# Input material
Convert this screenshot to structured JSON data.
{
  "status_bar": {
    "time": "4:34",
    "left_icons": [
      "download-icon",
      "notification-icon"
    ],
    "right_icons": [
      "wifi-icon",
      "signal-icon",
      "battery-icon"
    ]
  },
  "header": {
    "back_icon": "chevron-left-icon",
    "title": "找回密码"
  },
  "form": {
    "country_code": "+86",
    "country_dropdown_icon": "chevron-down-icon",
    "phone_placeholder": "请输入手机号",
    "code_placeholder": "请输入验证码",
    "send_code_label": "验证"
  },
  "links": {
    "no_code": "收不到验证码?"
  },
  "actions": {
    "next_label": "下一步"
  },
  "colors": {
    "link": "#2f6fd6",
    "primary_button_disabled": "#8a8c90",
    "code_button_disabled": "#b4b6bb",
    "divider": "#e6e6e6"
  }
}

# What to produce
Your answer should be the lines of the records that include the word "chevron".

# Solution to the problem
    "back_icon": "chevron-left-icon",
    "country_dropdown_icon": "chevron-down-icon",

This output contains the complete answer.